Iran’s decision now looks like a largely forced one. According to the original agreement, Iran was left with the right not only to store stocks of enriched uranium and heavy water, but also to sell their surplus on the international market. However, now, given the US sanctions, Iran has actually lost this opportunity and faces an unpleasant dilemma: either to stop the enrichment program, or to exceed the limits that were provided for in the JCPOA agreement of 2015. Naturally, Iran prefers to pursue the second path, referring to the fact that, because of the sanctions, it does not have the technical ability to fulfil this part of the agreement. Therefore, the latest statement of Iran should not be over-dramatized.

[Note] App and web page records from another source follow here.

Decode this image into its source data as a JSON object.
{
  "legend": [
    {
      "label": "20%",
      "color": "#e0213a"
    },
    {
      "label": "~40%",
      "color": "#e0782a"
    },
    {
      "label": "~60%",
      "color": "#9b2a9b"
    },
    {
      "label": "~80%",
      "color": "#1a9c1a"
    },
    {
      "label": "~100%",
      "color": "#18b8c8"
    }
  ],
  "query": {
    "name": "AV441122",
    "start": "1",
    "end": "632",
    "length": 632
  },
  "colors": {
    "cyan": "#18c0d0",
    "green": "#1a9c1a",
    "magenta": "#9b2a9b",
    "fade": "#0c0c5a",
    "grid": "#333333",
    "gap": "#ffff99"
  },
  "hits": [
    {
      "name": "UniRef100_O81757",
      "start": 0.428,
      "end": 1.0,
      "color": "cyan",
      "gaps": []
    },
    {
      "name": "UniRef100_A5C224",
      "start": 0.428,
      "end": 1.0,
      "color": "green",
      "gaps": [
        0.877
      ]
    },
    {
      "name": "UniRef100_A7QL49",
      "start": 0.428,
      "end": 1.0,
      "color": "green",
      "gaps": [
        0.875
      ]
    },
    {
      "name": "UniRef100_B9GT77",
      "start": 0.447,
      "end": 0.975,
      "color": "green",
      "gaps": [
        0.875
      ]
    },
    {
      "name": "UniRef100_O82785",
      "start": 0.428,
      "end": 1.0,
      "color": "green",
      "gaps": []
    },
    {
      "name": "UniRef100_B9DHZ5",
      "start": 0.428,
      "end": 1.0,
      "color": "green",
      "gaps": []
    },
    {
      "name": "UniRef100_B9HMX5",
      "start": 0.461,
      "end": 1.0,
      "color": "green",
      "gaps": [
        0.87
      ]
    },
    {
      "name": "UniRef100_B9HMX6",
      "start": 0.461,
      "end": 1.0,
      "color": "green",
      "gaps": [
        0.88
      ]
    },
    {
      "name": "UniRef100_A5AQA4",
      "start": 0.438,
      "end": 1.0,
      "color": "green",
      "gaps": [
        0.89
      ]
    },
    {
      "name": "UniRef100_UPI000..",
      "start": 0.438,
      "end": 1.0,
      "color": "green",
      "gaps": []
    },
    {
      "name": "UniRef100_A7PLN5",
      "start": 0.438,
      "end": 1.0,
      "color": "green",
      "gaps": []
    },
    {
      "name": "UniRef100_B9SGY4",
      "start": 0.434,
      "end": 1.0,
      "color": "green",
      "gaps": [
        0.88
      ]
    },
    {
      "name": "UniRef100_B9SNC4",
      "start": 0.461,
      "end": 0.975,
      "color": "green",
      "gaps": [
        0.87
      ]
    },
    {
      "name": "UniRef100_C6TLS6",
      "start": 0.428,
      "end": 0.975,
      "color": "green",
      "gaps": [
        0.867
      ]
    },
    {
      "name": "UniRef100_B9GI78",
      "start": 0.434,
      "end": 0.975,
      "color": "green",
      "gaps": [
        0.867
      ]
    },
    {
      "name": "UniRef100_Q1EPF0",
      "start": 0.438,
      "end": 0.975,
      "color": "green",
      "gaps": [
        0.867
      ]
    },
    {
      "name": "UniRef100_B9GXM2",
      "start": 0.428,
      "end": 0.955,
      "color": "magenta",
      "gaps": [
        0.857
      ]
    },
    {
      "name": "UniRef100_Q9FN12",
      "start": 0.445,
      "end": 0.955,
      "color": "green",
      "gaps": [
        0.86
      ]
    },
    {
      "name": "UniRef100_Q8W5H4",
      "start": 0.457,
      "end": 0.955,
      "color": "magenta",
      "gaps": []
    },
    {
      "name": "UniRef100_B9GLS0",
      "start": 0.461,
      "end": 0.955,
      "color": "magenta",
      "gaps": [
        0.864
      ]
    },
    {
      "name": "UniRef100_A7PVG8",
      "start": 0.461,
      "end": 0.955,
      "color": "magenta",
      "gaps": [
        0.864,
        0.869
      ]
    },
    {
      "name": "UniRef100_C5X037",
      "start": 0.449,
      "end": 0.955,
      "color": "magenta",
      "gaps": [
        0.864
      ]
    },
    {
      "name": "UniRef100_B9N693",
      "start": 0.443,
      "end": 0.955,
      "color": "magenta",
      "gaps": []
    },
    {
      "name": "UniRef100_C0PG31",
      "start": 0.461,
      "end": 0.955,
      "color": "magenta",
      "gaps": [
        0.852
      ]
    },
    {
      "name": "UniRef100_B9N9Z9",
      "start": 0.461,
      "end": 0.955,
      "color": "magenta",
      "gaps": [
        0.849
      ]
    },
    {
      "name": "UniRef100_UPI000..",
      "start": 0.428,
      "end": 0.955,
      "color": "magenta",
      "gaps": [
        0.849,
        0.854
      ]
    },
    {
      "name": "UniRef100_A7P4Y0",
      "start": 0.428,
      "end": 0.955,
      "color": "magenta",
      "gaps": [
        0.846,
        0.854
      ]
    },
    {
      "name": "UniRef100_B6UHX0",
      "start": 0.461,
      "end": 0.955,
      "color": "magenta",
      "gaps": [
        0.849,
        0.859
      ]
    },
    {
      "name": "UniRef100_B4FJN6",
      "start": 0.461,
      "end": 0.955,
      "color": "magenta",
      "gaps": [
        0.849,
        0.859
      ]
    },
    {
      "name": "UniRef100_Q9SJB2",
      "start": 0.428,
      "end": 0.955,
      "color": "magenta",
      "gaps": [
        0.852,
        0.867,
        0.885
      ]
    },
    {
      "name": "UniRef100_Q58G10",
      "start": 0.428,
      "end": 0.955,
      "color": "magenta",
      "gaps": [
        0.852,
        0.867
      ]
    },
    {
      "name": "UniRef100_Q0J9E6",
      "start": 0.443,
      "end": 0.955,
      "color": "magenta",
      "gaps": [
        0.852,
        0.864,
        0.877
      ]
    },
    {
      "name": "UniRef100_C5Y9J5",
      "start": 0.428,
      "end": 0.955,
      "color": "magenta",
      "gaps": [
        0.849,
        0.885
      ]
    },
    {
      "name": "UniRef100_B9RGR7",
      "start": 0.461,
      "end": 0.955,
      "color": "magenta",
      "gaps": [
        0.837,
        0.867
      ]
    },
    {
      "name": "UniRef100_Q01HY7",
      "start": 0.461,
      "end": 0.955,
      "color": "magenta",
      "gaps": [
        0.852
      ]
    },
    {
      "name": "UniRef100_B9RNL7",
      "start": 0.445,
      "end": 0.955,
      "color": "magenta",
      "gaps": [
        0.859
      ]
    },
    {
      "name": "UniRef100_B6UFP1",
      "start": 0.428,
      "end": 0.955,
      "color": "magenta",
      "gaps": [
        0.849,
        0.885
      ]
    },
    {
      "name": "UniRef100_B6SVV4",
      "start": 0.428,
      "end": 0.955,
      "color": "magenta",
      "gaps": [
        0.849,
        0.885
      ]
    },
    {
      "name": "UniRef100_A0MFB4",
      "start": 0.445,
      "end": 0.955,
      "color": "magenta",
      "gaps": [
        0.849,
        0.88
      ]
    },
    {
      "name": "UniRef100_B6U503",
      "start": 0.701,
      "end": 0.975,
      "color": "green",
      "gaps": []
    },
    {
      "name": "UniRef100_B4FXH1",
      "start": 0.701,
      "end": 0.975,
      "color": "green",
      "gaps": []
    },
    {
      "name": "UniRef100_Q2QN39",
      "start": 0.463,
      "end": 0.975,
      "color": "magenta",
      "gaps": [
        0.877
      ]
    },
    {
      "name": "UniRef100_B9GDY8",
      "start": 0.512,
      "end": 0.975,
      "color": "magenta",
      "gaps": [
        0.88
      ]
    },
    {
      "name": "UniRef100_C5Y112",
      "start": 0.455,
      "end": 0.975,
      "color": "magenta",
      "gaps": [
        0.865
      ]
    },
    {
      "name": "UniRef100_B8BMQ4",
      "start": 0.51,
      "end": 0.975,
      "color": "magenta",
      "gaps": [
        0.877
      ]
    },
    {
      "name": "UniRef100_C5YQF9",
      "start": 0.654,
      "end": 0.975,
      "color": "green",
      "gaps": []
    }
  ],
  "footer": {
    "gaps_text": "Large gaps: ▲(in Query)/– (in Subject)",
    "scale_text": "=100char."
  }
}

As for the 60-day period, this is a much more serious ultimatum, addressed primarily to the European parties of the agreement. From this we can conclude that Iran does not consider their efforts to create separate trading mechanisms sufficient to fulfil the JCPOA’s conditions. Since it is obvious that for Russia and China, US sanctions are not so important and fundamental, the ball is being thrown to the Europeans. It is a call to show more energy and somehow ensure that the European companies won’t comply with unilateral American sanctions. Achieving this, for obvious reasons, is very difficult, since no one wants to be targeted with lawsuits and multi-million-dollar fines for engaging in economic cooperation with Iran.
This is the outcome the Trump administration actually hopes to achieve: Iran’s withdrawal from the deal will relieve tensions in US-European relations and confirm US fears that Iran is insincere and does not intend to comply with the terms of the deal. Moreover, it will give the United States formal grounds for moving the issue to the UN Security Council and demanding the restoration of sanctions at the level of the international community, as they existed before 2015. Therefore, the problem here is to what extent the Iranian leadership is able to show enough restraint and readiness to continue implementation of the JCPOA’s main provisions, despite growing American pressure.
If we talk about whether it is possible to save the deal, this is primarily a question for Europe. Iran has some idea about what to expect from Russia and China, even if the deal fails. The position of the European countries, from which Iran expects an increase of trade volume, investment and technological exchange, looks rather two-sided, because they do not want to quarrel with the United States, and their businesses do not want to lose this big market. The Europeans could accelerate the establishment of alternative financial settlement mechanisms that would take the businesses out of the US sanctions, or take other steps towards Tehran.
On the whole, the task of the international community is to find a worthy place for Iran in the region’s security system, so that it could act as a stakeholder rather than as a spoiler. This is about Iran’s behaviour in the region, which raises questions from its Sunni Arab neighbours, not to mention Israel. The solution of this formidable task will require a lot of time, the gradual building of confidence, a reduction in hostile rhetoric, contacts between the militaries, a refusal to interfere in the internal affairs of other countries, an agreement on the status of foreign armed forces in Syria, and similar measures. Now, however, this process is not only difficult, it has been effectively paralyzed due to pressure from the United States. However, using a “stick” method in the absence of “carrots” cannot solve this problem.As for the possible contribution of Russia, it cannot significantly affect the economic situation in Iran: if you look at the total trade and investment between the two countries, it is not very significant. Russia can block the resolutions that the United States may put forward in the UN Security Council and to some extent act as a mediator between Iran and its opponents in the region, such as Saudi Arabia. For example, Russia is believed to have played a big role in connecting Iran to the OPEC+ agreement, which restricted the supply of oil to world markets. Hypothetically, we can even assume that Russia, as a country with good relations with both Iran and Israel, could help relieve tensions and increase predictability in these very complex and painful relations. In other words, Russia can do quite a lot at the political level, but it cannot replace Europe as a potential driver of Iran’s economic and social development.